  16. 1. COME for 4 months at least, with hearing loss 2. COME in a child ‘at risk’ regardless of the hearing 3. COME and structural damage to the tympanic membrane

  17. 1. Hearing loss • median hearing loss is mild but there is a wide range • no data on the criteria for what is a significant hearing loss

  18. 50% of children with persistent OME have hearing thresholds at 20 dB

  19. 20% of children with persistent OME have hearing thresholds at >35 dB

  20. 2. An ‘at risk’ child has an increased risk of developmental difficulties due to: physical sensory cognitive behavioural factors not related to the OME

  21. ‘At risk’ • Suspected or diagnosed speech and language delay or disorder • Autism-spectrum disorder and other pervasive developmental disorders • Blindness or uncorrectable visual impairment

  22. Management of the ‘at risk’ child may include: • speech and language therapy along with management of the OME • hearing aids for hearing loss independent of the OME

  23. Children with persistent OME who: • are not ‘at risk’ • do not have significant hearing loss • donothave structural abnormalities of the eardrum or middle ear should be examined every three months

  24. PRESENTATIONS OF MIDDLE EAR DISEASE

  25. PAIN (Otalgia)

  26. DIFFERENTIAL DIAGNOSIS OF EAR PAIN A.External auditory canal • trauma ( e.g. from cotton bud abuse) • auricular haematoma • foreign body • otitis externa • external auditory canal tumour

  27. DIFFERENTIAL DIAGNOSIS OF EAR PAIN B. Middle ear • acute otitis media • bullous myringitis • chronic suppurative otitis media • middle ear tumour
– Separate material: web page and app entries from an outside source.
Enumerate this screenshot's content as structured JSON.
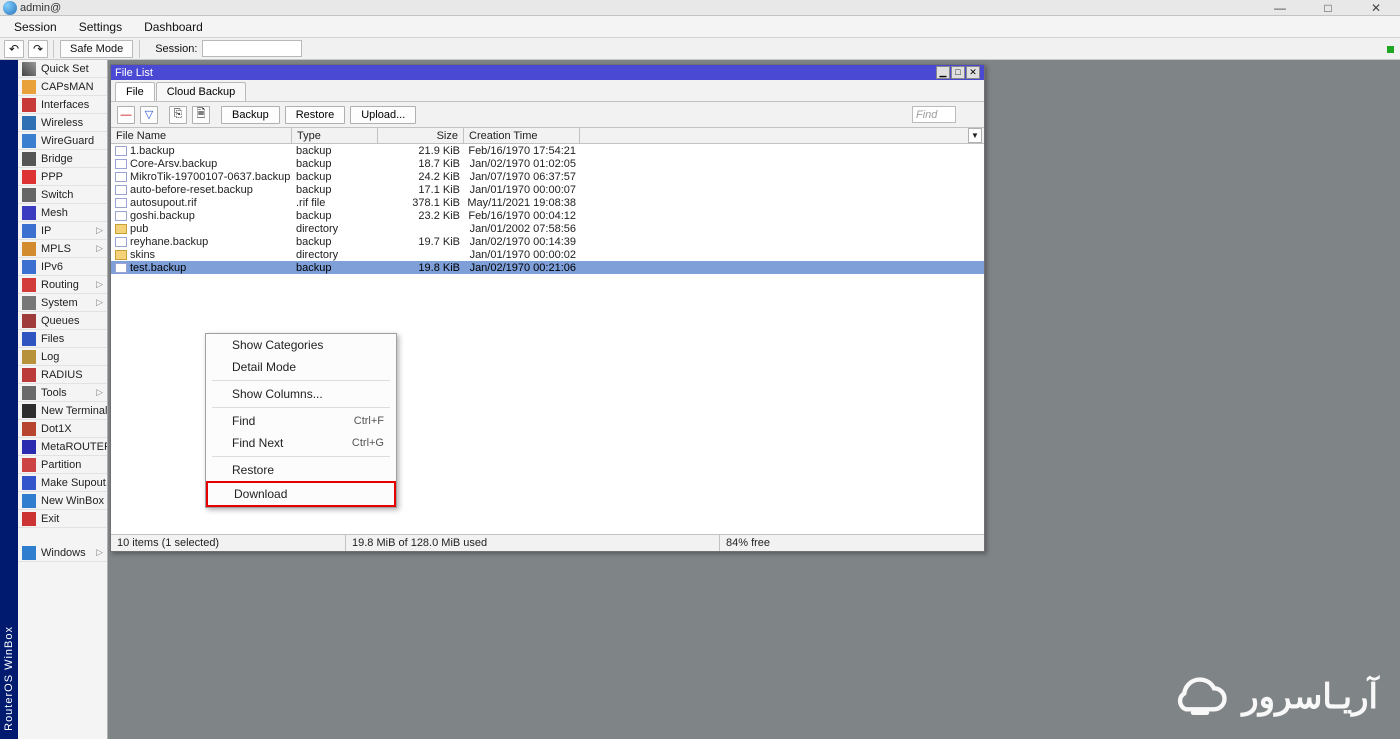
{
  "window": {
    "title": "admin@",
    "minimize": "—",
    "maximize": "□",
    "close": "✕"
  },
  "menubar": [
    "Session",
    "Settings",
    "Dashboard"
  ],
  "toolbar": {
    "back": "↶",
    "fwd": "↷",
    "safemode": "Safe Mode",
    "sessionlabel": "Session:"
  },
  "sidebar": {
    "title": "RouterOS WinBox",
    "items": [
      {
        "icon": "wand",
        "label": "Quick Set"
      },
      {
        "icon": "antenna",
        "label": "CAPsMAN"
      },
      {
        "icon": "if",
        "label": "Interfaces"
      },
      {
        "icon": "wifi",
        "label": "Wireless"
      },
      {
        "icon": "wg",
        "label": "WireGuard"
      },
      {
        "icon": "bridge",
        "label": "Bridge"
      },
      {
        "icon": "ppp",
        "label": "PPP"
      },
      {
        "icon": "sw",
        "label": "Switch"
      },
      {
        "icon": "mesh",
        "label": "Mesh"
      },
      {
        "icon": "ip",
        "label": "IP",
        "arrow": true
      },
      {
        "icon": "mpls",
        "label": "MPLS",
        "arrow": true
      },
      {
        "icon": "ipv6",
        "label": "IPv6"
      },
      {
        "icon": "route",
        "label": "Routing",
        "arrow": true
      },
      {
        "icon": "sys",
        "label": "System",
        "arrow": true
      },
      {
        "icon": "q",
        "label": "Queues"
      },
      {
        "icon": "files",
        "label": "Files"
      },
      {
        "icon": "log",
        "label": "Log"
      },
      {
        "icon": "radius",
        "label": "RADIUS"
      },
      {
        "icon": "tools",
        "label": "Tools",
        "arrow": true
      },
      {
        "icon": "term",
        "label": "New Terminal"
      },
      {
        "icon": "dot1x",
        "label": "Dot1X"
      },
      {
        "icon": "mr",
        "label": "MetaROUTER"
      },
      {
        "icon": "part",
        "label": "Partition"
      },
      {
        "icon": "supout",
        "label": "Make Supout.rif"
      },
      {
        "icon": "nwb",
        "label": "New WinBox"
      },
      {
        "icon": "exit",
        "label": "Exit"
      },
      {
        "icon": "win",
        "label": "Windows",
        "arrow": true,
        "gap": true
      }
    ]
  },
  "filewin": {
    "title": "File List",
    "tabs": [
      "File",
      "Cloud Backup"
    ],
    "active_tab": 0,
    "buttons": {
      "remove": "—",
      "filter": "▽",
      "copy": "⎘",
      "paste": "🗎",
      "backup": "Backup",
      "restore": "Restore",
      "upload": "Upload..."
    },
    "find_placeholder": "Find",
    "columns": [
      "File Name",
      "Type",
      "Size",
      "Creation Time"
    ],
    "dropdown": "▼",
    "rows": [
      {
        "icon": "file",
        "name": "1.backup",
        "type": "backup",
        "size": "21.9 KiB",
        "date": "Feb/16/1970 17:54:21"
      },
      {
        "icon": "file",
        "name": "Core-Arsv.backup",
        "type": "backup",
        "size": "18.7 KiB",
        "date": "Jan/02/1970 01:02:05"
      },
      {
        "icon": "file",
        "name": "MikroTik-19700107-0637.backup",
        "type": "backup",
        "size": "24.2 KiB",
        "date": "Jan/07/1970 06:37:57"
      },
      {
        "icon": "file",
        "name": "auto-before-reset.backup",
        "type": "backup",
        "size": "17.1 KiB",
        "date": "Jan/01/1970 00:00:07"
      },
      {
        "icon": "file",
        "name": "autosupout.rif",
        "type": ".rif file",
        "size": "378.1 KiB",
        "date": "May/11/2021 19:08:38"
      },
      {
        "icon": "file",
        "name": "goshi.backup",
        "type": "backup",
        "size": "23.2 KiB",
        "date": "Feb/16/1970 00:04:12"
      },
      {
        "icon": "folder",
        "name": "pub",
        "type": "directory",
        "size": "",
        "date": "Jan/01/2002 07:58:56"
      },
      {
        "icon": "file",
        "name": "reyhane.backup",
        "type": "backup",
        "size": "19.7 KiB",
        "date": "Jan/02/1970 00:14:39"
      },
      {
        "icon": "folder",
        "name": "skins",
        "type": "directory",
        "size": "",
        "date": "Jan/01/1970 00:00:02"
      },
      {
        "icon": "file",
        "name": "test.backup",
        "type": "backup",
        "size": "19.8 KiB",
        "date": "Jan/02/1970 00:21:06",
        "selected": true
      }
    ],
    "status": {
      "s1": "10 items (1 selected)",
      "s2": "19.8 MiB of 128.0 MiB used",
      "s3": "84% free"
    }
  },
  "contextmenu": {
    "items": [
      {
        "label": "Show Categories"
      },
      {
        "label": "Detail Mode"
      },
      {
        "hr": true
      },
      {
        "label": "Show Columns..."
      },
      {
        "hr": true
      },
      {
        "label": "Find",
        "shortcut": "Ctrl+F"
      },
      {
        "label": "Find Next",
        "shortcut": "Ctrl+G"
      },
      {
        "hr": true
      },
      {
        "label": "Restore"
      },
      {
        "label": "Download",
        "highlight": true
      }
    ]
  },
  "watermark": "آریـاسرور"
}
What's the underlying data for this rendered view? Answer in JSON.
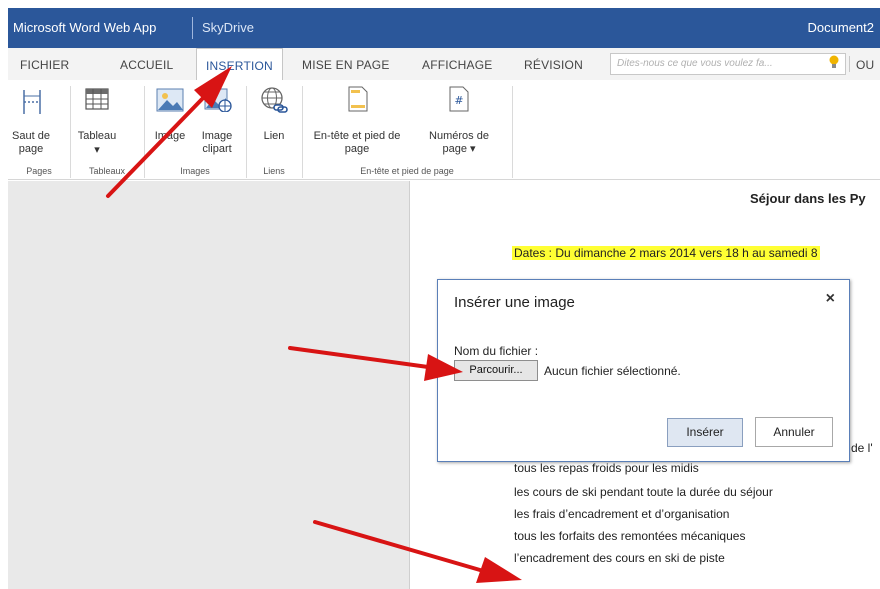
{
  "titlebar": {
    "app": "Microsoft Word Web App",
    "service": "SkyDrive",
    "document": "Document2"
  },
  "tabs": [
    {
      "label": "FICHIER"
    },
    {
      "label": "ACCUEIL"
    },
    {
      "label": "INSERTION"
    },
    {
      "label": "MISE EN PAGE"
    },
    {
      "label": "AFFICHAGE"
    },
    {
      "label": "RÉVISION"
    }
  ],
  "active_tab": "INSERTION",
  "tellme": {
    "placeholder": "Dites-nous ce que vous voulez fa..."
  },
  "tab_truncated": "OU",
  "ribbon": {
    "buttons": {
      "page_break": "Saut de\npage",
      "table": "Tableau",
      "table_arrow": "▾",
      "image": "Image",
      "clipart": "Image\nclipart",
      "link": "Lien",
      "header_footer": "En-tête et pied de\npage",
      "page_numbers": "Numéros de\npage ▾"
    },
    "groups": {
      "pages": "Pages",
      "tables": "Tableaux",
      "images": "Images",
      "links": "Liens",
      "header_footer": "En-tête et pied de page"
    }
  },
  "document": {
    "title": "Séjour dans les Py",
    "dates": "Dates :  Du dimanche 2 mars 2014 vers 18 h au samedi 8",
    "fragment": "de l'",
    "lines": [
      "tous les repas froids pour les midis",
      "les cours de ski pendant toute la durée du séjour",
      "les frais d’encadrement et d’organisation",
      "tous les forfaits des remontées mécaniques",
      "l’encadrement des  cours en ski de piste"
    ]
  },
  "dialog": {
    "title": "Insérer une image",
    "close": "×",
    "file_label": "Nom du fichier :",
    "browse": "Parcourir...",
    "no_file": "Aucun fichier sélectionné.",
    "insert": "Insérer",
    "cancel": "Annuler"
  },
  "colors": {
    "accent": "#2b579a",
    "highlight": "#ffff33",
    "arrow": "#e11414",
    "workspace": "#e9e9e9"
  }
}
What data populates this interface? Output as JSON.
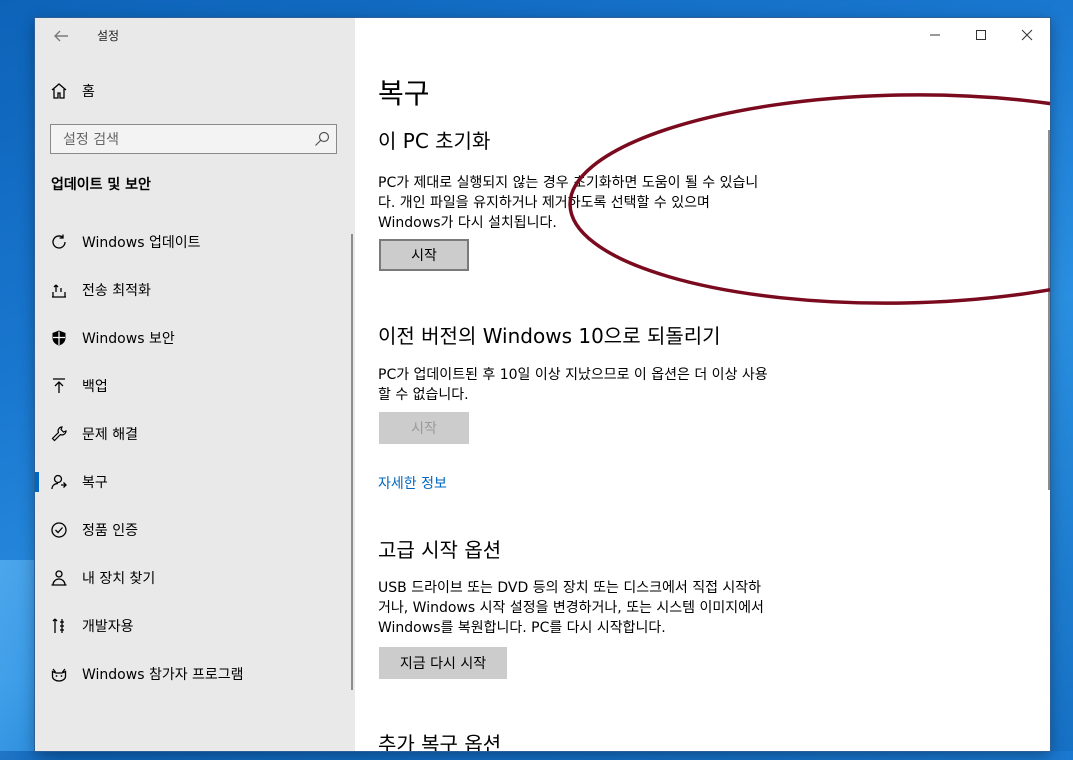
{
  "app": {
    "title": "설정"
  },
  "sidebar": {
    "home_label": "홈",
    "search_placeholder": "설정 검색",
    "section_heading": "업데이트 및 보안",
    "items": [
      {
        "id": "windows-update",
        "label": "Windows 업데이트",
        "icon": "refresh-icon"
      },
      {
        "id": "delivery-optimization",
        "label": "전송 최적화",
        "icon": "upload-tray-icon"
      },
      {
        "id": "windows-security",
        "label": "Windows 보안",
        "icon": "shield-icon"
      },
      {
        "id": "backup",
        "label": "백업",
        "icon": "arrow-up-icon"
      },
      {
        "id": "troubleshoot",
        "label": "문제 해결",
        "icon": "wrench-icon"
      },
      {
        "id": "recovery",
        "label": "복구",
        "icon": "person-recovery-icon",
        "selected": true
      },
      {
        "id": "activation",
        "label": "정품 인증",
        "icon": "check-circle-icon"
      },
      {
        "id": "find-my-device",
        "label": "내 장치 찾기",
        "icon": "person-locate-icon"
      },
      {
        "id": "for-developers",
        "label": "개발자용",
        "icon": "developer-tools-icon"
      },
      {
        "id": "insider-program",
        "label": "Windows 참가자 프로그램",
        "icon": "cat-face-icon"
      }
    ]
  },
  "main": {
    "page_title": "복구",
    "reset": {
      "heading": "이 PC 초기화",
      "lines": [
        "PC가 제대로 실행되지 않는 경우 초기화하면 도움이 될 수 있습니",
        "다. 개인 파일을 유지하거나 제거하도록 선택할 수 있으며",
        "Windows가 다시 설치됩니다."
      ],
      "button": "시작"
    },
    "rollback": {
      "heading": "이전 버전의 Windows 10으로 되돌리기",
      "lines": [
        "PC가 업데이트된 후 10일 이상 지났으므로 이 옵션은 더 이상 사용",
        "할 수 없습니다."
      ],
      "button": "시작",
      "link": "자세한 정보"
    },
    "advanced": {
      "heading": "고급 시작 옵션",
      "lines": [
        "USB 드라이브 또는 DVD 등의 장치 또는 디스크에서 직접 시작하",
        "거나, Windows 시작 설정을 변경하거나, 또는 시스템 이미지에서",
        "Windows를 복원합니다. PC를 다시 시작합니다."
      ],
      "button": "지금 다시 시작"
    },
    "more": {
      "heading": "추가 복구 옵션"
    }
  },
  "colors": {
    "accent": "#0067c0",
    "annotation": "#7a0a1e",
    "sidebar_bg": "#e9e9e9"
  }
}
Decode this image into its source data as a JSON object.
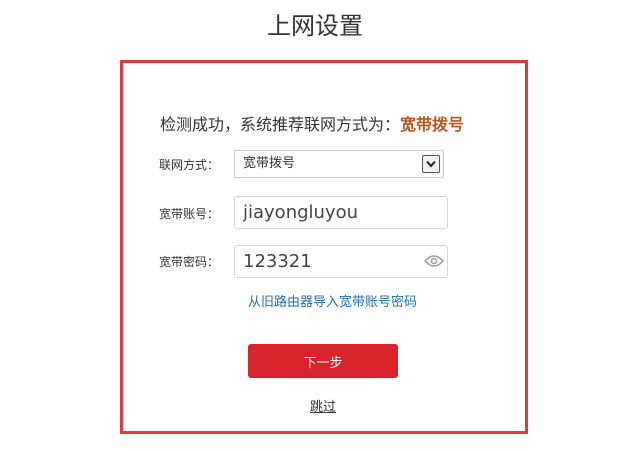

  28. DIFFERENTIAL DIAGNOSIS OF EAR PAIN C. Referred pain • oropharynx (IXth nerve) • tonsillitis/post-tonsillectomy • carcinoma, including posterior tongue • laryngopharynx(Xth nerve) • pyriform fossa • upper molar teeth, TMJ, parotid gland(Vc) • impacted wisdom teeth • changes to bite from new dentures • cervical spine(C2, C3) • pain is often worse at night

  29. DISCHARGE (Otorrhoea)

  30. HEARING LOSS

  31. FACIAL PARALYSIS

  32. HEADACHE

  33. VERTIGO

  34. TINNITUS

  35. NO SYMPTOMS

  36. YOUARE INVITED! 1. ENT clinics at RVEEH

  37. All clinical years students Every week day afternoon (and some mornings)

  38. ContactRehana De Jong 9929 8666 RehanaDeJong@eyeandear.org.au

  39. YOUARE INVITED! 2. Hedley Summons Otolaryngology Prize

  40. All clinical years students from University of Melbourne Coming in September!

  41. Take-home message 1remember referred otalgia

  42. Take-home message 2more is missed in medicine by not looking than by not knowing

  43. ENT clinic Fifth Floor Outpatients 9929 8666 RehanaDeJong@eyeandear.org.au